Page and application data records
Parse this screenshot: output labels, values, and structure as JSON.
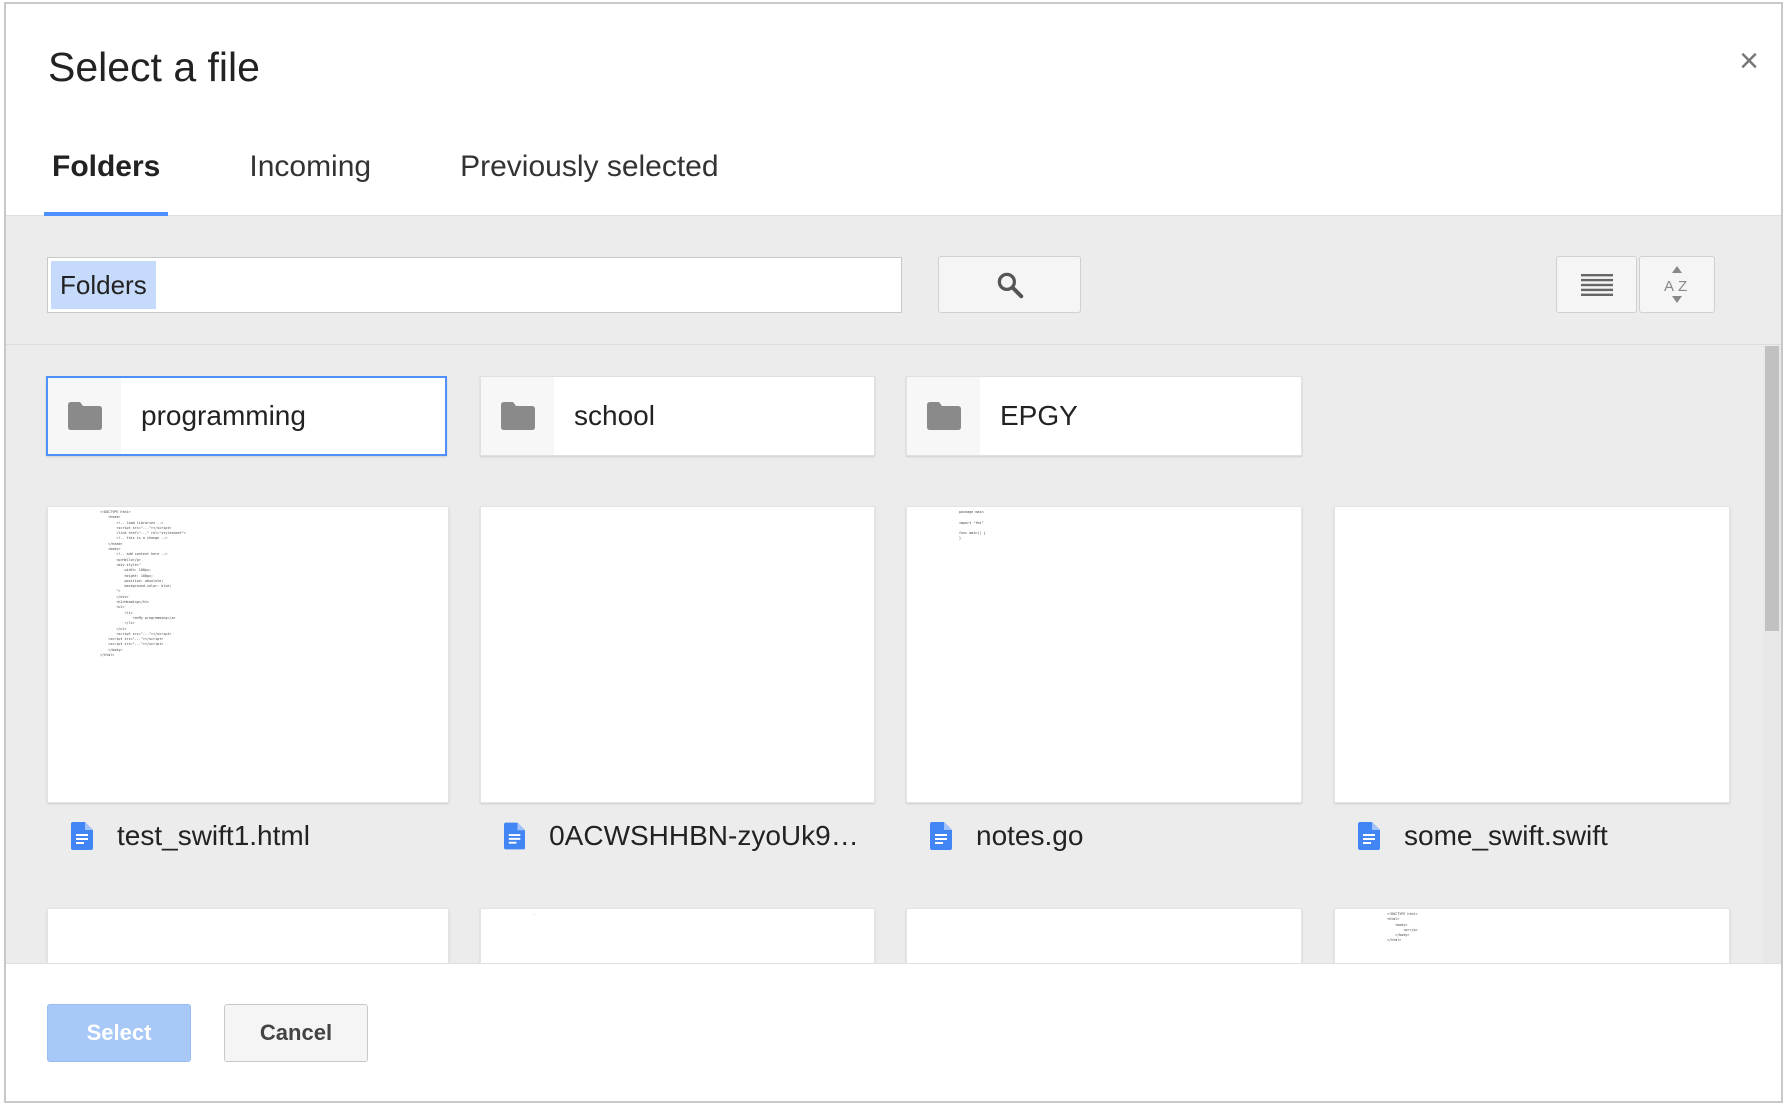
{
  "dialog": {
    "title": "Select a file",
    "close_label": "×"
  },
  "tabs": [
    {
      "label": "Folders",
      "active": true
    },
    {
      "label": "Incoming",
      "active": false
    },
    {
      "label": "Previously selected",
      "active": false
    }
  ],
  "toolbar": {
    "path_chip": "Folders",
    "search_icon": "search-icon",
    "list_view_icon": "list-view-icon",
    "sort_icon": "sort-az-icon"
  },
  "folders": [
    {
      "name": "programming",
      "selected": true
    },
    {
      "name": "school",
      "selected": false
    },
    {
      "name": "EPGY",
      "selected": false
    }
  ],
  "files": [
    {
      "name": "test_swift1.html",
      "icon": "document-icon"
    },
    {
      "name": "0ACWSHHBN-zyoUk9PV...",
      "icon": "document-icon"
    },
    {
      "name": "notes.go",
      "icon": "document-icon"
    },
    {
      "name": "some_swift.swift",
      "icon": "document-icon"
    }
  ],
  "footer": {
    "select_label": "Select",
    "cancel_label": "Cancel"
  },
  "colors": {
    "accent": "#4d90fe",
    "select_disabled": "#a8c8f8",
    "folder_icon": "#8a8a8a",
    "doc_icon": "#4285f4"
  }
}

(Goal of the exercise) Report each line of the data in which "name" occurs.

(Reply to the exercise)
      "name": "programming",
      "name": "school",
      "name": "EPGY",
      "name": "test_swift1.html",
      "name": "0ACWSHHBN-zyoUk9PV...",
      "name": "notes.go",
      "name": "some_swift.swift",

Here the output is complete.